> Brief
Which lines of the entries below include "this"? List them all.

> Data records for software interfaces
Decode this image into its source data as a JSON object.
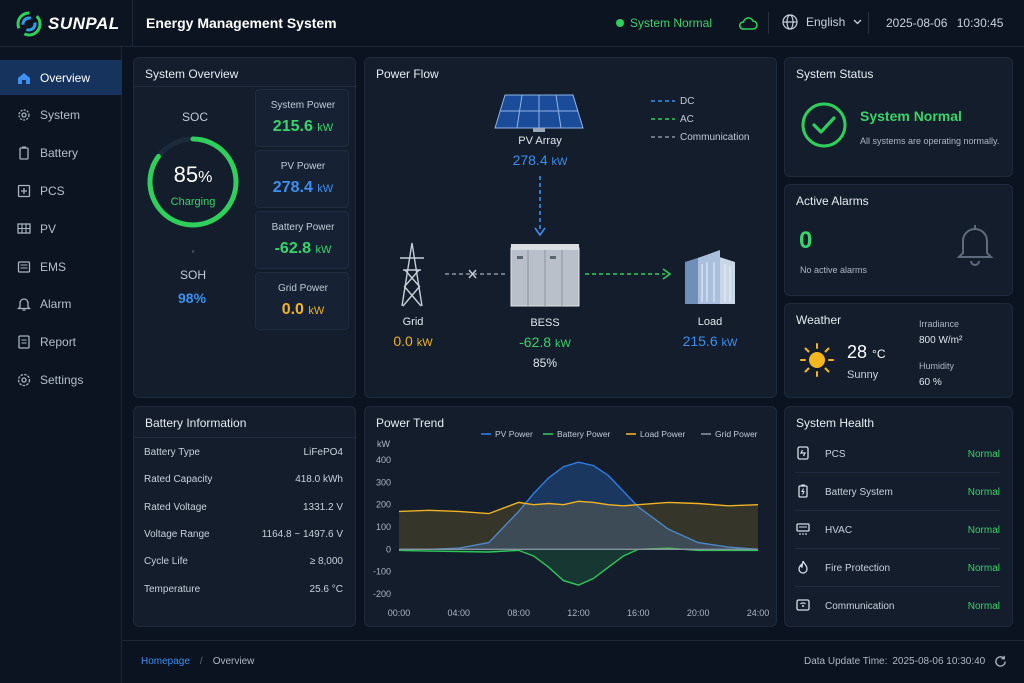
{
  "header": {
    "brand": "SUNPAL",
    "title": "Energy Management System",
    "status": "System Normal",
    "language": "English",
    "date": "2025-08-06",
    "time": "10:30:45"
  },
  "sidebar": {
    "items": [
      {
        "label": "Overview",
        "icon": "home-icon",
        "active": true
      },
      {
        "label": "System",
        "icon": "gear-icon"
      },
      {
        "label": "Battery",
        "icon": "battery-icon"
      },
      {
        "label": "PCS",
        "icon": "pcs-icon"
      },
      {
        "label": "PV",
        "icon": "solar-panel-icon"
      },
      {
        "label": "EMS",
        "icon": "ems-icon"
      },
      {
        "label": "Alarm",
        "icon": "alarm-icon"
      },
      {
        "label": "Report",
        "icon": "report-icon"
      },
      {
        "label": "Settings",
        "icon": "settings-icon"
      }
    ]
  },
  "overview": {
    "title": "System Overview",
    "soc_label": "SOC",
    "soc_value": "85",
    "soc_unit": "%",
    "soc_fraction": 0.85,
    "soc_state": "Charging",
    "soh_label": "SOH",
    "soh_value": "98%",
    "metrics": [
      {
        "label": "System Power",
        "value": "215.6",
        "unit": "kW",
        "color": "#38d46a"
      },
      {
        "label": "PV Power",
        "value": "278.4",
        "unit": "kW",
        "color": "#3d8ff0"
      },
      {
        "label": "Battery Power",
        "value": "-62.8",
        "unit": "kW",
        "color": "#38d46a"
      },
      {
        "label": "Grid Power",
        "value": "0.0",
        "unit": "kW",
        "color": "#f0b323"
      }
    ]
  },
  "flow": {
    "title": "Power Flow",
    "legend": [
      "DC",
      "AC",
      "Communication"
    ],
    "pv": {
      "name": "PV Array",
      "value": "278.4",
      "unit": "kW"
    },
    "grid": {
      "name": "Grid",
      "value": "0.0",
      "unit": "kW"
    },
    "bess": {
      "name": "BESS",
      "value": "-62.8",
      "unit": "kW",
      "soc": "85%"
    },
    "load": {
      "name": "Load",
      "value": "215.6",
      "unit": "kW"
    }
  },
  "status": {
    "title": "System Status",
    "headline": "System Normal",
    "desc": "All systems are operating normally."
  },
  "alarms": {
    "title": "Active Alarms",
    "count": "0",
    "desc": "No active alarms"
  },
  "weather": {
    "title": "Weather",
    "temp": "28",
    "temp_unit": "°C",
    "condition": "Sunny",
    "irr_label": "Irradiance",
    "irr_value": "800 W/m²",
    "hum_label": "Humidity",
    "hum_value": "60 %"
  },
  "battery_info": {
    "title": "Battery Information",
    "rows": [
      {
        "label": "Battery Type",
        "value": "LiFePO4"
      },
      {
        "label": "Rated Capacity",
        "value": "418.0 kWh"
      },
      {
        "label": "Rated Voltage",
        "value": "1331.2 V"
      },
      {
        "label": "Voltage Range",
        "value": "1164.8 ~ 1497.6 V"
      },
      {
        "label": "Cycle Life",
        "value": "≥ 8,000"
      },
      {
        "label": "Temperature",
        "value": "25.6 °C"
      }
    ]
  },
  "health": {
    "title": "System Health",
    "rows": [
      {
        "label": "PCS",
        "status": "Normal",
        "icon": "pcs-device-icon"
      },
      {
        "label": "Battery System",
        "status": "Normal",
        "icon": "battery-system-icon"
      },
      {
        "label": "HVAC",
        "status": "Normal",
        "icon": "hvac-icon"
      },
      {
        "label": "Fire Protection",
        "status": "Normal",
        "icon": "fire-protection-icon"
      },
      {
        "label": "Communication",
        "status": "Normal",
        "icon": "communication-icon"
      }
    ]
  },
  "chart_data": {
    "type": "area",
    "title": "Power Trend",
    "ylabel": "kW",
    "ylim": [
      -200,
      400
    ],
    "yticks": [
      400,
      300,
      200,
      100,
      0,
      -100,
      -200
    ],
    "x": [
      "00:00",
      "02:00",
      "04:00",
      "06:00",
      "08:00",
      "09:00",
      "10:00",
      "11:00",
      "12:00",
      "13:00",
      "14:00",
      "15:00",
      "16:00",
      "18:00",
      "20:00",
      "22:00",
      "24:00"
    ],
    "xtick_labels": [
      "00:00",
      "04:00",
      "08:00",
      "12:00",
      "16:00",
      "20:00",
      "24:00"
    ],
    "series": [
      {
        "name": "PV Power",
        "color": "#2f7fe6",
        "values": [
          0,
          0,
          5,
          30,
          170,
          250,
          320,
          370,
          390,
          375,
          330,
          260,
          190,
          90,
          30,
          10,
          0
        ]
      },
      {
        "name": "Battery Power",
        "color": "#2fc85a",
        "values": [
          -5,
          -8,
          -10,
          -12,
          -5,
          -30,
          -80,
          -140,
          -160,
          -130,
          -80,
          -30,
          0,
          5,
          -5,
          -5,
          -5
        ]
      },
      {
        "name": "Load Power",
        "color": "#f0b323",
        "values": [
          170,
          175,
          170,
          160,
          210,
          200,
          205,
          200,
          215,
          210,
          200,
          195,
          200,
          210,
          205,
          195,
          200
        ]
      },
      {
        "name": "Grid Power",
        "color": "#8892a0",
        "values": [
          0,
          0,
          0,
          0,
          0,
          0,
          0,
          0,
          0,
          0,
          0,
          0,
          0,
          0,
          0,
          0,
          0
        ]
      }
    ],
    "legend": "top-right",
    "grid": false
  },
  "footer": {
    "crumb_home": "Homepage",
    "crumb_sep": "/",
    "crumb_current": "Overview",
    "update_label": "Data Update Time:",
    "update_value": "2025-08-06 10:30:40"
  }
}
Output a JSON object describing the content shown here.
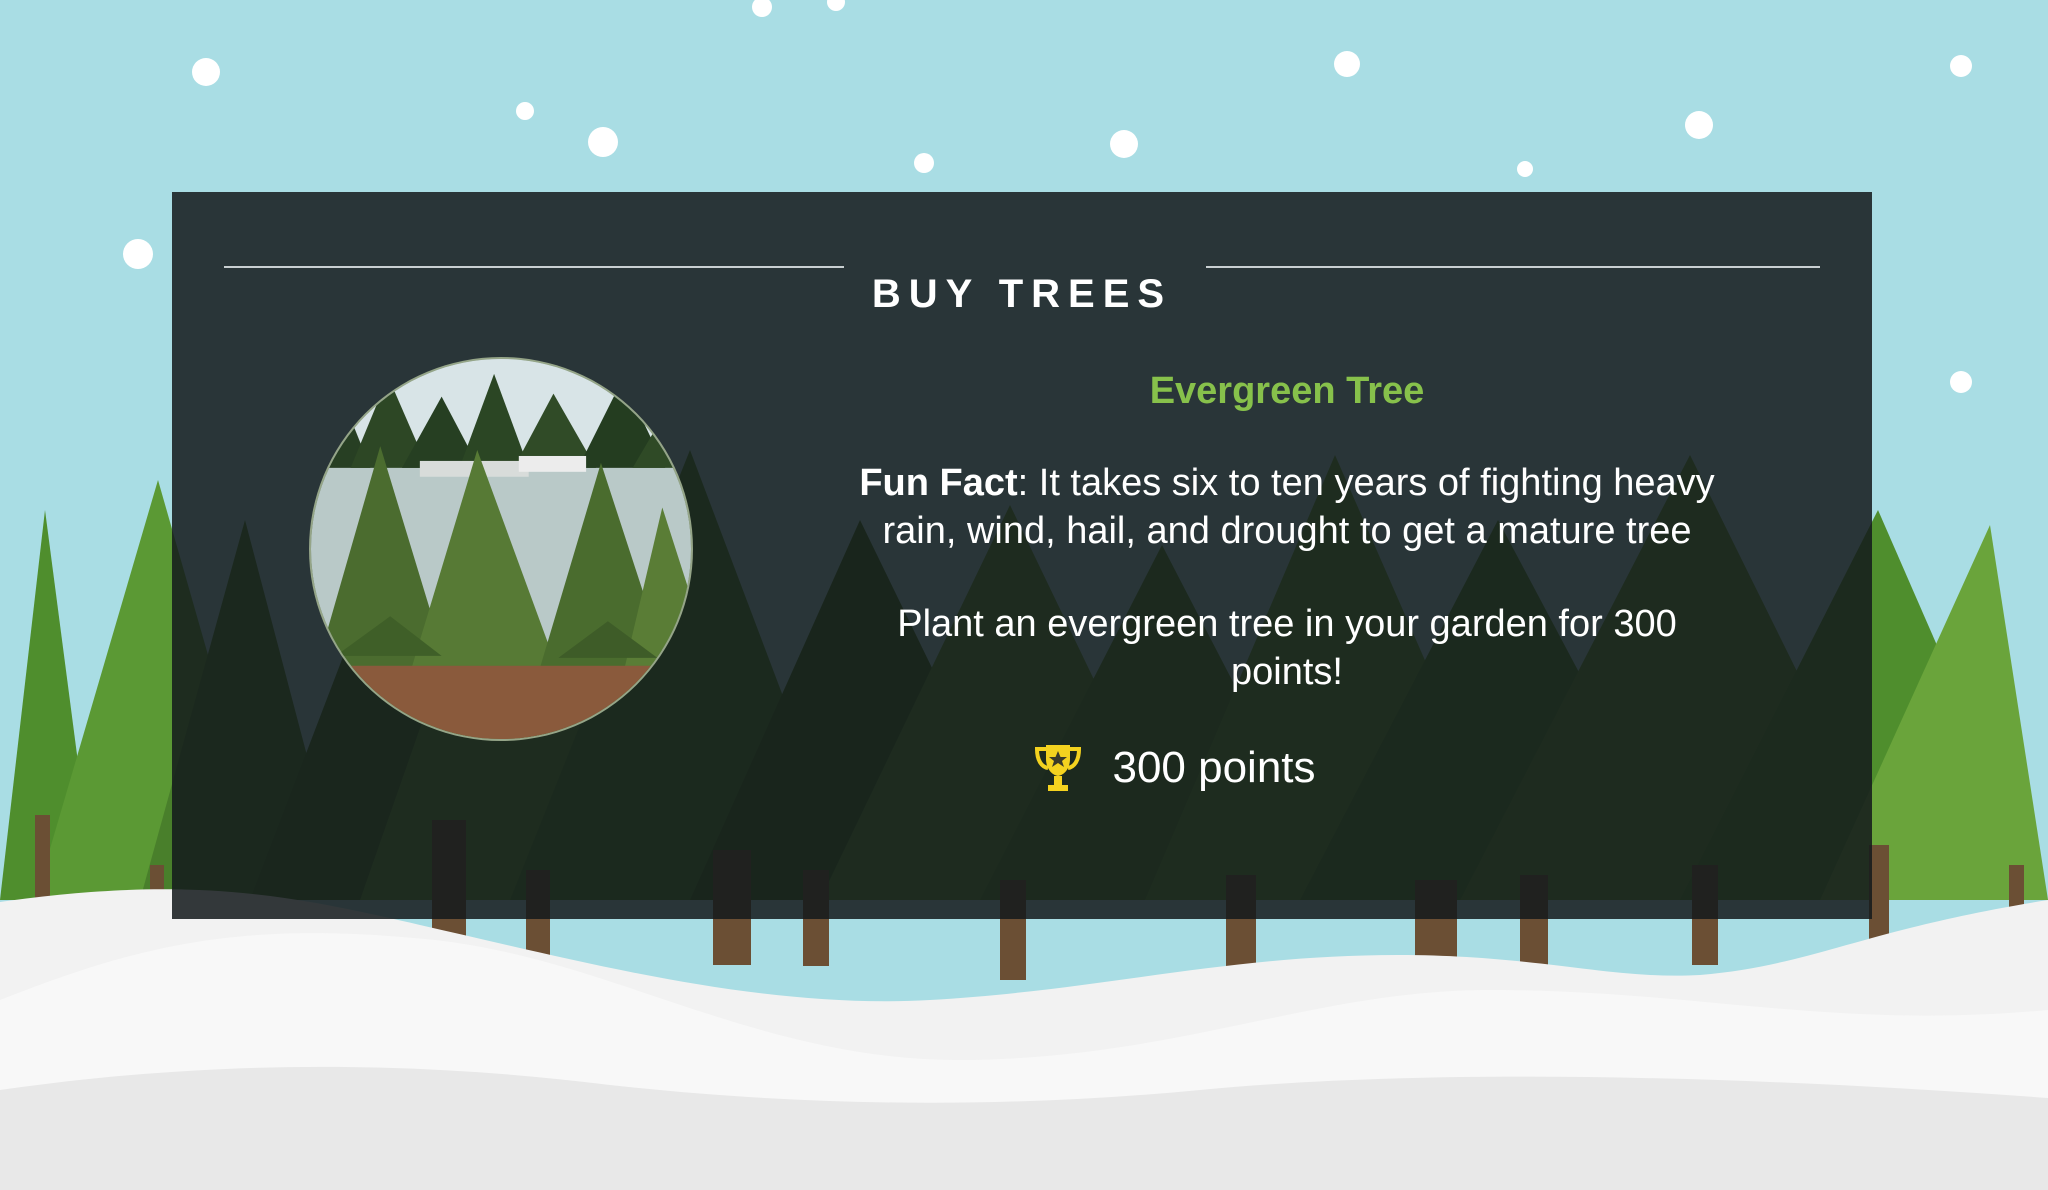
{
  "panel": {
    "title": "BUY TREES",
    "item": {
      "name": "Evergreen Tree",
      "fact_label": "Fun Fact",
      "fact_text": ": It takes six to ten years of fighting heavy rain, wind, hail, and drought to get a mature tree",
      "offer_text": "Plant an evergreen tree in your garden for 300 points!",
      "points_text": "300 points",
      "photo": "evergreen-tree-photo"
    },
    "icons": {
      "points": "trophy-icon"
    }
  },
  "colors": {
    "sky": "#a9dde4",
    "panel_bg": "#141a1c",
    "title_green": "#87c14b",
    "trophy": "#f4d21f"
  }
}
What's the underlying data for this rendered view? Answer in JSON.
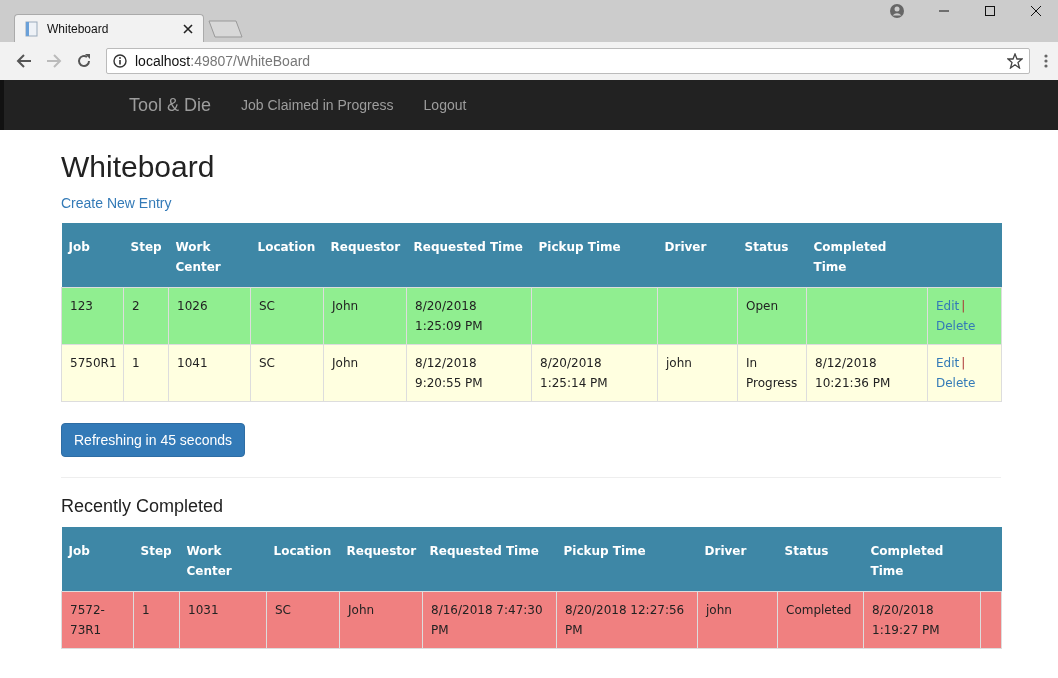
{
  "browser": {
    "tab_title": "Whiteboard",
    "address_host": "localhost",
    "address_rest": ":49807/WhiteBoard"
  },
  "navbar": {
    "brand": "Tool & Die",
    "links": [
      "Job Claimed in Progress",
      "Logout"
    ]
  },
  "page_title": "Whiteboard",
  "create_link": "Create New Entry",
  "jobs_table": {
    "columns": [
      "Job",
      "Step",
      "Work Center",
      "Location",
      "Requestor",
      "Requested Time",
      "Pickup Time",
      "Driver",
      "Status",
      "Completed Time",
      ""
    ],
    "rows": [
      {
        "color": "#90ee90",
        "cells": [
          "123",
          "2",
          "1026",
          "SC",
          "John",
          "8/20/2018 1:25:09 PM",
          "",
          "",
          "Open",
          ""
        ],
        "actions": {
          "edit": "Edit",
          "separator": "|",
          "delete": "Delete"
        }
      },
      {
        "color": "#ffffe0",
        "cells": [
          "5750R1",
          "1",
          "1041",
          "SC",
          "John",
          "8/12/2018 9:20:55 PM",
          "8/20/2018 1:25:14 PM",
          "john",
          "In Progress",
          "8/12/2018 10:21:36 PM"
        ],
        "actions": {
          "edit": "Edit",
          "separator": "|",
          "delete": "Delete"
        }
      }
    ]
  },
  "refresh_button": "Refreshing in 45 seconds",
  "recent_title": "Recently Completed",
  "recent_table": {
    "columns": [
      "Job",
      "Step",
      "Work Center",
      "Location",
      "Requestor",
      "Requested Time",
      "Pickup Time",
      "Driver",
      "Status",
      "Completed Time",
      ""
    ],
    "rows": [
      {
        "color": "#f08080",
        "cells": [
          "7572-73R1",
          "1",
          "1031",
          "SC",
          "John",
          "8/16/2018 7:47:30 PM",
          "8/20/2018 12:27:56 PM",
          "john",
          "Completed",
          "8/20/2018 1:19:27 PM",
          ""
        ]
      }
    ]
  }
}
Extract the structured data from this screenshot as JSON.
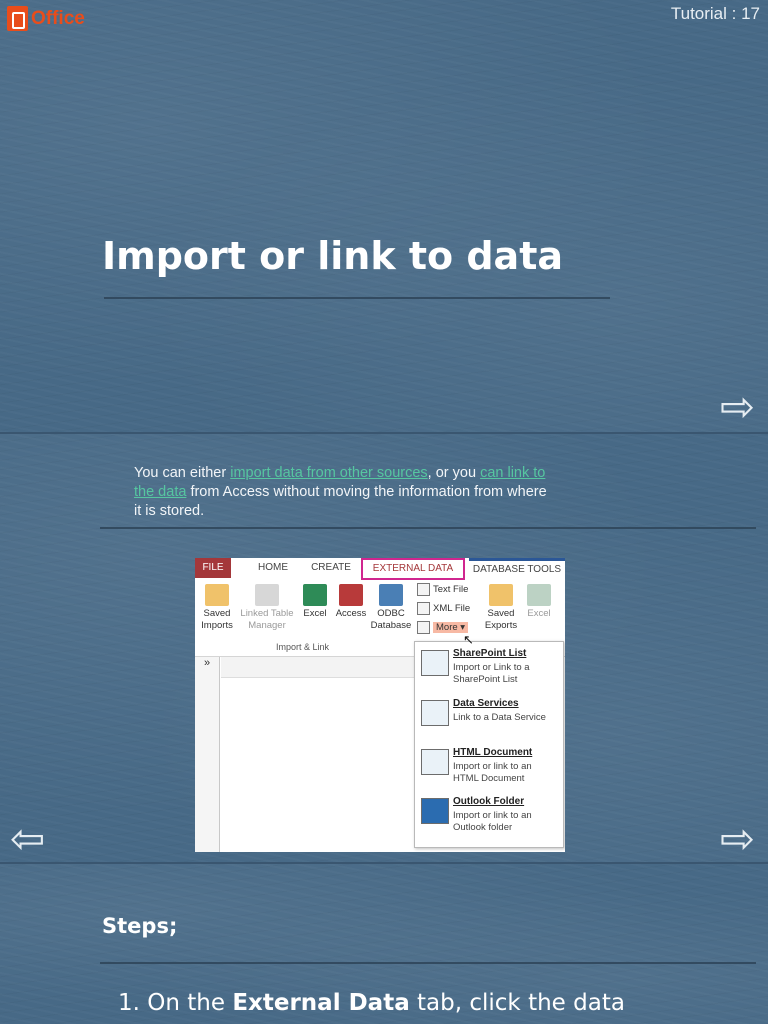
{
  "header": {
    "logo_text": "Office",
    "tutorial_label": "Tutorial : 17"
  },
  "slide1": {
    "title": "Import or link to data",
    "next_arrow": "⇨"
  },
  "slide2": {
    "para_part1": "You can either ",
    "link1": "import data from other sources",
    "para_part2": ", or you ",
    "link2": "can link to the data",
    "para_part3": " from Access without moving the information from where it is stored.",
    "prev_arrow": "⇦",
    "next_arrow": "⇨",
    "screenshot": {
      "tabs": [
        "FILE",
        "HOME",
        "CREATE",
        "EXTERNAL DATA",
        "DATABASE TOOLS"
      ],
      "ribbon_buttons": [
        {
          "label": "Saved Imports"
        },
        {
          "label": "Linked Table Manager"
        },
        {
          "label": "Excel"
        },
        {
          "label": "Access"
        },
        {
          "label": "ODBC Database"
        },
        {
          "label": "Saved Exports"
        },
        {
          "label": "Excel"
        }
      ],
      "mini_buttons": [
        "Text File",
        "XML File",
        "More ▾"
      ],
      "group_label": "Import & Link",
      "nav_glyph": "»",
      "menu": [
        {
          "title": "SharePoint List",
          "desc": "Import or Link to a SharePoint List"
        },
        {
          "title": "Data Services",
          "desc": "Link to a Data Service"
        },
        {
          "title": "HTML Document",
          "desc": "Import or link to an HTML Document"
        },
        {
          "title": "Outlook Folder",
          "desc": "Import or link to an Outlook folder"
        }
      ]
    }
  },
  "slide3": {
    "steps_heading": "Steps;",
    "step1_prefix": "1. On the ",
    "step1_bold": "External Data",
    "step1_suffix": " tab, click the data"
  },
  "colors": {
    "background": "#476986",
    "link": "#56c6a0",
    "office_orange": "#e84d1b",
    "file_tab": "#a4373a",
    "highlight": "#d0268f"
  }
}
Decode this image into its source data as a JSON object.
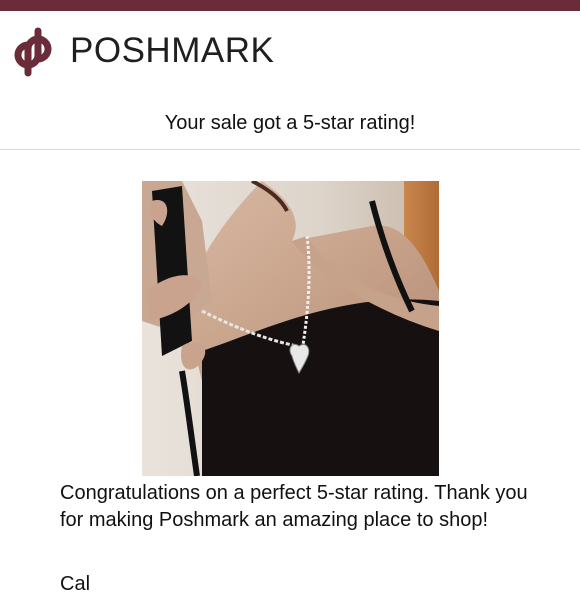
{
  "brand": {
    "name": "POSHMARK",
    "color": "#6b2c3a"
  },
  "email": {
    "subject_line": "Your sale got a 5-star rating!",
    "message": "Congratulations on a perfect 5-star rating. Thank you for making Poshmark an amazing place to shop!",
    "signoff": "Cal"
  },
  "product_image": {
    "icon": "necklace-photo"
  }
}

> Expected output
Decode this image into its source data as a JSON object.
What's the underlying data for this rendered view? Answer in JSON.
Extract the structured data from this screenshot as JSON.
Decode this image into its source data as a JSON object.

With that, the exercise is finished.